#### EXERCISE:
Top to bottom, output the entries that follow exactly.

Records from a data source
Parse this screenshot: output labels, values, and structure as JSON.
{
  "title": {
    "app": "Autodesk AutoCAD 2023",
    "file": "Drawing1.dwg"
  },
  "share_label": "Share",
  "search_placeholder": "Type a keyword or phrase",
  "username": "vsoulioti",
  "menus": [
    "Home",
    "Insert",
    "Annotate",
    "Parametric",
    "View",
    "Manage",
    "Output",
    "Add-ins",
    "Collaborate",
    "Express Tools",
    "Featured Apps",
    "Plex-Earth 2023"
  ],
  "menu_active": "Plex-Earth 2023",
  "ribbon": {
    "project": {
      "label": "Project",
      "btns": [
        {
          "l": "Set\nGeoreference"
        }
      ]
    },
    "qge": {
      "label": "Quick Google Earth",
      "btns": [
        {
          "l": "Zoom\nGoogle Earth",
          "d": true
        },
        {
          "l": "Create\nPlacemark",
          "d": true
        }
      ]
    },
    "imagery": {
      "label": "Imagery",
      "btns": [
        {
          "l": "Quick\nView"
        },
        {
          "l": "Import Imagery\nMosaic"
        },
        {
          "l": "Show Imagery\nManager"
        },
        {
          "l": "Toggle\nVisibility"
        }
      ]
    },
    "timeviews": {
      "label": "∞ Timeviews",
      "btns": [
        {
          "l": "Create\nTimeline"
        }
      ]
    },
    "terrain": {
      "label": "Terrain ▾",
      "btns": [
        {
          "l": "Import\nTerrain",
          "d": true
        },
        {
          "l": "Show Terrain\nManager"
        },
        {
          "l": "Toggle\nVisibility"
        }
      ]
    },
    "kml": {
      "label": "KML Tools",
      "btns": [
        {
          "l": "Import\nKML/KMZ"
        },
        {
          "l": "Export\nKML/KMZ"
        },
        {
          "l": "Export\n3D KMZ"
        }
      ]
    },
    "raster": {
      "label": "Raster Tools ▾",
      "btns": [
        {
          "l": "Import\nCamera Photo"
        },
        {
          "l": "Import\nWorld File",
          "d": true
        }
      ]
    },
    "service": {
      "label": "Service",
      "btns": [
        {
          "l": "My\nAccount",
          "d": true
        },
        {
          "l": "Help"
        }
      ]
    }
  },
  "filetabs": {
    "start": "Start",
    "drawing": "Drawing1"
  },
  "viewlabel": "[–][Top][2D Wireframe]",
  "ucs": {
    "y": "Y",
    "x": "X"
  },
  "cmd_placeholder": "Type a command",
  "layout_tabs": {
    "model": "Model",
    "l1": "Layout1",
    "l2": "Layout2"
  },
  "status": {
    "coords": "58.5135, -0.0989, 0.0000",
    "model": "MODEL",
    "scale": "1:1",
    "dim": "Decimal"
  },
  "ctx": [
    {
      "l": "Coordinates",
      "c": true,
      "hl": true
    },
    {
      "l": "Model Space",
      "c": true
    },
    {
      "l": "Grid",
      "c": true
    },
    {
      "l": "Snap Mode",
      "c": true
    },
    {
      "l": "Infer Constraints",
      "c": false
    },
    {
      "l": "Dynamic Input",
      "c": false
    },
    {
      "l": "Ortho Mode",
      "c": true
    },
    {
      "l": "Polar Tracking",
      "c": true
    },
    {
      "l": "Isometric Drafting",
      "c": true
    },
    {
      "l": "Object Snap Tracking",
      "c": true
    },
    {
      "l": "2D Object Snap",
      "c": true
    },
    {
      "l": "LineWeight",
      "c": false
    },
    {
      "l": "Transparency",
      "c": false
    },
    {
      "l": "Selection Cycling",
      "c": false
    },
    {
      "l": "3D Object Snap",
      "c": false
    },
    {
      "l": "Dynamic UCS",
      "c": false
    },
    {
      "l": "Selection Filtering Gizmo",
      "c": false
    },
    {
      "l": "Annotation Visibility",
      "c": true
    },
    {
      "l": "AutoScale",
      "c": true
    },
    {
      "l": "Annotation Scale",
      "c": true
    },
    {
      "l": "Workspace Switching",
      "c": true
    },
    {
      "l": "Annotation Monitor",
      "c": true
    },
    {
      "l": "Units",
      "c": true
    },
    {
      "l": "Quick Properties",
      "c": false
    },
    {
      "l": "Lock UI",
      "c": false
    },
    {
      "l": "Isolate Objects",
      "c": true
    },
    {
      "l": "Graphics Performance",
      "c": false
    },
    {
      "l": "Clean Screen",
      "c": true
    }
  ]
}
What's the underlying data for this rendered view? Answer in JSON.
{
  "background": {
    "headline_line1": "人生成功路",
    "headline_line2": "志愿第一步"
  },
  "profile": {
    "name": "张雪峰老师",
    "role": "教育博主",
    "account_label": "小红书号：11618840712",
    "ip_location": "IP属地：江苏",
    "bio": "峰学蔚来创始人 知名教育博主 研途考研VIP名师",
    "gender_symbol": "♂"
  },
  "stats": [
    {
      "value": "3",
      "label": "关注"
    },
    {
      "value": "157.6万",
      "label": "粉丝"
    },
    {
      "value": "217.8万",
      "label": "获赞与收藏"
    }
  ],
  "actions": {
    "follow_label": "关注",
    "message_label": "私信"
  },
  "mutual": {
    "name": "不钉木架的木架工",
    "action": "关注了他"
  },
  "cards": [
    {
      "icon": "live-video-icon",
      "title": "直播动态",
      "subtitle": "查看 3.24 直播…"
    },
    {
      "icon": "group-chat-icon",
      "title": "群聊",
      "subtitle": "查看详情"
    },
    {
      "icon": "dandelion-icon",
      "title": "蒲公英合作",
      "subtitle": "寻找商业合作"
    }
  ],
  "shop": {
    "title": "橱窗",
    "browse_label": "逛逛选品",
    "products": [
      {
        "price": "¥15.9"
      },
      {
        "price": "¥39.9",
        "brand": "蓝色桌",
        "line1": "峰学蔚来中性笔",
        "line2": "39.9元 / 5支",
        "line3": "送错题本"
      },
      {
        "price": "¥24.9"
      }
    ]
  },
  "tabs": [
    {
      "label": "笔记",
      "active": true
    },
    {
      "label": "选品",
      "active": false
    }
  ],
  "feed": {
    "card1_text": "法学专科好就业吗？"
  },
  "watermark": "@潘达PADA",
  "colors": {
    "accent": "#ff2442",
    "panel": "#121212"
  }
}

#### EXERCISE RESPONSE:
Parse this screenshot: output labels, values, and structure as JSON.
{
  "title": {
    "app": "Autodesk AutoCAD 2023",
    "file": "Drawing1.dwg"
  },
  "share_label": "Share",
  "search_placeholder": "Type a keyword or phrase",
  "username": "vsoulioti",
  "menus": [
    "Home",
    "Insert",
    "Annotate",
    "Parametric",
    "View",
    "Manage",
    "Output",
    "Add-ins",
    "Collaborate",
    "Express Tools",
    "Featured Apps",
    "Plex-Earth 2023"
  ],
  "menu_active": "Plex-Earth 2023",
  "ribbon": {
    "project": {
      "label": "Project",
      "btns": [
        {
          "l": "Set\nGeoreference"
        }
      ]
    },
    "qge": {
      "label": "Quick Google Earth",
      "btns": [
        {
          "l": "Zoom\nGoogle Earth",
          "d": true
        },
        {
          "l": "Create\nPlacemark",
          "d": true
        }
      ]
    },
    "imagery": {
      "label": "Imagery",
      "btns": [
        {
          "l": "Quick\nView"
        },
        {
          "l": "Import Imagery\nMosaic"
        },
        {
          "l": "Show Imagery\nManager"
        },
        {
          "l": "Toggle\nVisibility"
        }
      ]
    },
    "timeviews": {
      "label": "∞ Timeviews",
      "btns": [
        {
          "l": "Create\nTimeline"
        }
      ]
    },
    "terrain": {
      "label": "Terrain ▾",
      "btns": [
        {
          "l": "Import\nTerrain",
          "d": true
        },
        {
          "l": "Show Terrain\nManager"
        },
        {
          "l": "Toggle\nVisibility"
        }
      ]
    },
    "kml": {
      "label": "KML Tools",
      "btns": [
        {
          "l": "Import\nKML/KMZ"
        },
        {
          "l": "Export\nKML/KMZ"
        },
        {
          "l": "Export\n3D KMZ"
        }
      ]
    },
    "raster": {
      "label": "Raster Tools ▾",
      "btns": [
        {
          "l": "Import\nCamera Photo"
        },
        {
          "l": "Import\nWorld File",
          "d": true
        }
      ]
    },
    "service": {
      "label": "Service",
      "btns": [
        {
          "l": "My\nAccount",
          "d": true
        },
        {
          "l": "Help"
        }
      ]
    }
  },
  "filetabs": {
    "start": "Start",
    "drawing": "Drawing1"
  },
  "viewlabel": "[–][Top][2D Wireframe]",
  "ucs": {
    "y": "Y",
    "x": "X"
  },
  "cmd_placeholder": "Type a command",
  "layout_tabs": {
    "model": "Model",
    "l1": "Layout1",
    "l2": "Layout2"
  },
  "status": {
    "coords": "58.5135, -0.0989, 0.0000",
    "model": "MODEL",
    "scale": "1:1",
    "dim": "Decimal"
  },
  "ctx": [
    {
      "l": "Coordinates",
      "c": true,
      "hl": true
    },
    {
      "l": "Model Space",
      "c": true
    },
    {
      "l": "Grid",
      "c": true
    },
    {
      "l": "Snap Mode",
      "c": true
    },
    {
      "l": "Infer Constraints",
      "c": false
    },
    {
      "l": "Dynamic Input",
      "c": false
    },
    {
      "l": "Ortho Mode",
      "c": true
    },
    {
      "l": "Polar Tracking",
      "c": true
    },
    {
      "l": "Isometric Drafting",
      "c": true
    },
    {
      "l": "Object Snap Tracking",
      "c": true
    },
    {
      "l": "2D Object Snap",
      "c": true
    },
    {
      "l": "LineWeight",
      "c": false
    },
    {
      "l": "Transparency",
      "c": false
    },
    {
      "l": "Selection Cycling",
      "c": false
    },
    {
      "l": "3D Object Snap",
      "c": false
    },
    {
      "l": "Dynamic UCS",
      "c": false
    },
    {
      "l": "Selection Filtering Gizmo",
      "c": false
    },
    {
      "l": "Annotation Visibility",
      "c": true
    },
    {
      "l": "AutoScale",
      "c": true
    },
    {
      "l": "Annotation Scale",
      "c": true
    },
    {
      "l": "Workspace Switching",
      "c": true
    },
    {
      "l": "Annotation Monitor",
      "c": true
    },
    {
      "l": "Units",
      "c": true
    },
    {
      "l": "Quick Properties",
      "c": false
    },
    {
      "l": "Lock UI",
      "c": false
    },
    {
      "l": "Isolate Objects",
      "c": true
    },
    {
      "l": "Graphics Performance",
      "c": false
    },
    {
      "l": "Clean Screen",
      "c": true
    }
  ]
}
What's the underlying data for this rendered view? Answer in JSON.
{
  "background": {
    "headline_line1": "人生成功路",
    "headline_line2": "志愿第一步"
  },
  "profile": {
    "name": "张雪峰老师",
    "role": "教育博主",
    "account_label": "小红书号：11618840712",
    "ip_location": "IP属地：江苏",
    "bio": "峰学蔚来创始人 知名教育博主 研途考研VIP名师",
    "gender_symbol": "♂"
  },
  "stats": [
    {
      "value": "3",
      "label": "关注"
    },
    {
      "value": "157.6万",
      "label": "粉丝"
    },
    {
      "value": "217.8万",
      "label": "获赞与收藏"
    }
  ],
  "actions": {
    "follow_label": "关注",
    "message_label": "私信"
  },
  "mutual": {
    "name": "不钉木架的木架工",
    "action": "关注了他"
  },
  "cards": [
    {
      "icon": "live-video-icon",
      "title": "直播动态",
      "subtitle": "查看 3.24 直播…"
    },
    {
      "icon": "group-chat-icon",
      "title": "群聊",
      "subtitle": "查看详情"
    },
    {
      "icon": "dandelion-icon",
      "title": "蒲公英合作",
      "subtitle": "寻找商业合作"
    }
  ],
  "shop": {
    "title": "橱窗",
    "browse_label": "逛逛选品",
    "products": [
      {
        "price": "¥15.9"
      },
      {
        "price": "¥39.9",
        "brand": "蓝色桌",
        "line1": "峰学蔚来中性笔",
        "line2": "39.9元 / 5支",
        "line3": "送错题本"
      },
      {
        "price": "¥24.9"
      }
    ]
  },
  "tabs": [
    {
      "label": "笔记",
      "active": true
    },
    {
      "label": "选品",
      "active": false
    }
  ],
  "feed": {
    "card1_text": "法学专科好就业吗？"
  },
  "watermark": "@潘达PADA",
  "colors": {
    "accent": "#ff2442",
    "panel": "#121212"
  }
}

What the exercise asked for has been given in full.